There are books and then there are travel books. Not necessarily travelogues, these are classic pieces that bring alive places, people and all things associated with travel. And even if you do not get to actually reach out to your travel agent and do your bookings, you do experience the aura of the chosen destinations, as you turn the leaves of these eminently readable books on places and people. The list has to begin with Bill Bryson, who is an antidote for almost every ailment.
1. Down Under - Bill Bryson
Bryson travels to Australia in this one, and has the reader hooked from the very first line! 'Flying into Australia, I realised with a sigh that I had forgotten again who their Prime Minister is. I am forever doing this with the Australian PM-committing the name to memory, forgetting it (generally more or less instantly), then feeling terribly guilty'. This is Bryson, who for most is hugely addictive!
2. In Patagonia - Bruce Chatwin
Patagonia, at the southernmost tip of South America is the soul of this masterpiece. Chatwin is at his best in writing so evocatively, and recounts the history and culture of its people with immense beauty.
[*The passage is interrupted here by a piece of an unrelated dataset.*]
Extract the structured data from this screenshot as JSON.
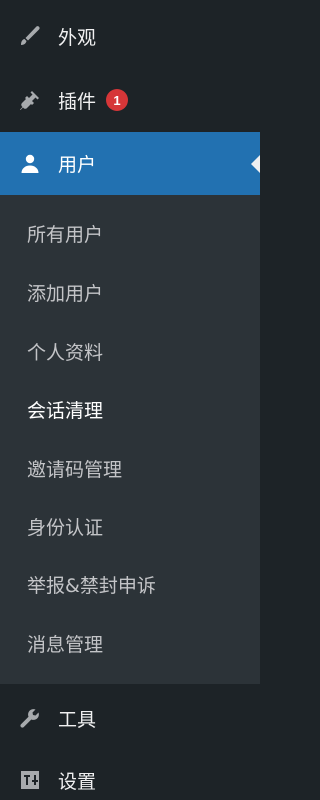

3. A Short Walk in the Hindukush - Eric Newby
A classic like none other! Newby explores the Nuristan Mountains in eastern Afghanistan with his keen eye for detail, wit intact, and absorbing descriptions of an area not-too-familiar to most readers.
4. On the Road - Jack Kerouac
A great piece of 20th century writing. The novel, seen by most as autobiographical, describes the road trips Kerouac made with his friends across America, and is now considered a masterpiece on the 'Beat' Generation. The novel remains a favourite across generations for the sheer rawness of it.
5. The Lost Continent: Travels in Small Town America - Bill Bryson
Who else but Bryson could begin a book with 'I come from Des Moines. Somebody had to'. He has you tightly in his grip, as the reader travels with him across the real America. Bryson is a god-send for the days when you're down and out. One cannot put the book down until the last page has been turned!
6. Following Fish - Samanth Subramaniam
The book takes the reader across nine coastal states 'following fish'. Samanth is a gifted writer and a delightful raconteur. Rightly so, the book won the Shakti Bhatt First Book Prize 2010.
7. From the Holy Mountain: A Journey in the Shadow of Byzantium - William Dalrymple
This is my most favourite of all of Dalrymple's books (and I have read them all). He retraces the route that John Moschos, a sixth-century monk had travelled through Eastern Byzantium, and finally reaching Constantinople. Dalrymple simply sparkles in this one!
8. Slowly Down the Ganges - Eric Newby
The river Ganges comes alive in this book. Newby, accompanied by his wife travelled the 1200 mile distance from Haridwar to the Bay of Bengal. The book is laced with Newby's signature style of writing, and his anecdotes leaves one begging for more!
9. Banaras: City of Lights - Diana Eck
The book helps you discover the many aspects of the beauty of Banaras, rightly subtitled 'The City of Lights'. Eck's authoritative work remains one of the best books on the city for its sheer scope and fine writing.
10. London: A Biography - Peter Ackroyd
Yes, this is technically a 'biography' of the city, but I do take the liberty of including it in this list, as it is a sheer delight to discover, and re-discover, London through the pages of history!
Sanjana is Head of Publishing at Amaryllis Publishing, a literary fiction and non fiction imprint that targets a readership and authorship, so far largely untapped.